Airbus claims that the 365t MTOW A340-600 requires a 3,260m (10,700ft) take-off run at sea level, ISA+15°C, while in similar conditions the 777-300X, equipped with 104,000lb-thrust engines, needs 3,800m. The A340-500 has a similar advantage over its ultra-long-range rival, the 777-200X, Airbus says. Neither long-haul 777 model is yet launched, and they are unlikely to enter service earlier than the new Airbuses.

Although it is a devoted fan of the twinjet concept in certain conditions, Airbus questions the practicality of extended range twin-engined operations (ETOPS) on ultra-long-range flights, and sees its "ETOPS free" four-engined design as the only solution. "ETOPS has expensive pitfalls that can cause enormous delays for passengers and can add substantially to operating costs," says Stuart.

He argues that a long list of difficult conditions must be met to undertake an ultra-long-haul ETOPS flight with, for example, a series of alternate airports along the entire length of the route having to be open to Category 1 standards. "Alternatives on polar and transpacific operations generally do not have these characteristics," he says.

Although Airbus is known to be studying even greater performance capabilities for the new family, Delort says that growth studies will not be firmed up until the first aircraft has been flown. "We have identified possible developments, but we want to fly and test the baseline aircraft before deciding," he says. BAe says the A340-500/600 wing structure has the capability for higher weights which, combined with higher thrust versions of the Trent, would provide increased payload/range ability.


In parallel with the studies of larger A340 versions, Airbus wing designer British Aerospace began to look at ways of increasing the wing's lift performance. BAe says that studies initially centred upon simple trailing edge modifications which, although increasing the wing's lifting capability, did not provide for increased fuel capacity. The company then studied wing inserts and root extensions before deciding in favour of the former in early 1996.

BAe says it decided on the insert solution as it provided the benefits of increased area and greater fuel capacity, while enabling the leading and trailing edge components to be common with the existing A340 wing.

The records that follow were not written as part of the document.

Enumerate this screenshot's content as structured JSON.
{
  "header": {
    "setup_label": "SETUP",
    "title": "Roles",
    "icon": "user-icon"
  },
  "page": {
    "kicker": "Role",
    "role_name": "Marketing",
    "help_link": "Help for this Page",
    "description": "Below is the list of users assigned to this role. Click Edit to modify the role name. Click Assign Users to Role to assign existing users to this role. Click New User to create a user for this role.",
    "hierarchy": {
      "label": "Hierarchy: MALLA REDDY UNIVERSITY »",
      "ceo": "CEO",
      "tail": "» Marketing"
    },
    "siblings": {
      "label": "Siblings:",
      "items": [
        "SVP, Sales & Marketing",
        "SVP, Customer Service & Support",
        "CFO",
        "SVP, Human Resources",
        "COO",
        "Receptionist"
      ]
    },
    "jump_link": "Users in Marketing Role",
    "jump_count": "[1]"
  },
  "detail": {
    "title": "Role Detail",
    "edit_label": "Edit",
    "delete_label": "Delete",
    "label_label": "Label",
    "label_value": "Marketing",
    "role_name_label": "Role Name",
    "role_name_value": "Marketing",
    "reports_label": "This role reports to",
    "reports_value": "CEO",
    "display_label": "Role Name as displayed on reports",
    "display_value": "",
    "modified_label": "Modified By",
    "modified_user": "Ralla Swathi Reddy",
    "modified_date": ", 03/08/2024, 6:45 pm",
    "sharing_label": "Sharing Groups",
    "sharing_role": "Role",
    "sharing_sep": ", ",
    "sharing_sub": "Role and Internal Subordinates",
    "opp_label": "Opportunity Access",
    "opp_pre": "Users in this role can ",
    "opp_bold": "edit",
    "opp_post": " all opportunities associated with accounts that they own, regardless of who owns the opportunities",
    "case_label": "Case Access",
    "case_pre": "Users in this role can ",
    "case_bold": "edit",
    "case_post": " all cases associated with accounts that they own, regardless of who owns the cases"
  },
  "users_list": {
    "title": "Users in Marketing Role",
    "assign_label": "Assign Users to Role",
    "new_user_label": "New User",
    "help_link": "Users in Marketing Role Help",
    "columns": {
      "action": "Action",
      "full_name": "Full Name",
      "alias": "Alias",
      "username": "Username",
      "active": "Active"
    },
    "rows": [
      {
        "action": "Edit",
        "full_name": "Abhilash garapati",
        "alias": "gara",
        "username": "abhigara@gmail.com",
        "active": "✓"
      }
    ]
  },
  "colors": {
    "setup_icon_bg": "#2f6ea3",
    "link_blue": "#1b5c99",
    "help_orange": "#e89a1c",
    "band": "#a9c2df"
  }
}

The basic design of the new wing was finalised in January 1997. It incorporates a three-frame (1.6m) wingbox extension combined with a tapered insert, along with 1.6m wingtip extensions and the existing 2m-span canted winglets. The modification increases wing area by 20% which, combined with the larger centre section, boosts fuel capacity by 38%. The A340-500 features an extended centre section fuel tank, increasing its fuel capacity compared to the -300 by a massive 50%.

Although the tip extension requires a longer seventh slat, the two-position leading edge slats will otherwise be common with those on the existing aircraft, as will the single-slotted trailing edge flaps, although the deployment angles may be altered slightly.

The tapered insert provides a slight increase in wing sweep, from 30° to 31.5°, and greater chord without any significant increase in depth, which BAe says will yield a slight increase in cruise speed. Airbus expects that Mach 0.83 will be achievable in all conditions, compared to the current wing's M0.82 design cruise speed.

The wing is the largest ever produced for a civil aircraft in Europe. BAe has invested some £70 million ($113 million) in its manufacturing facility at Chester, with a purpose-built line being created.

Source: Flight International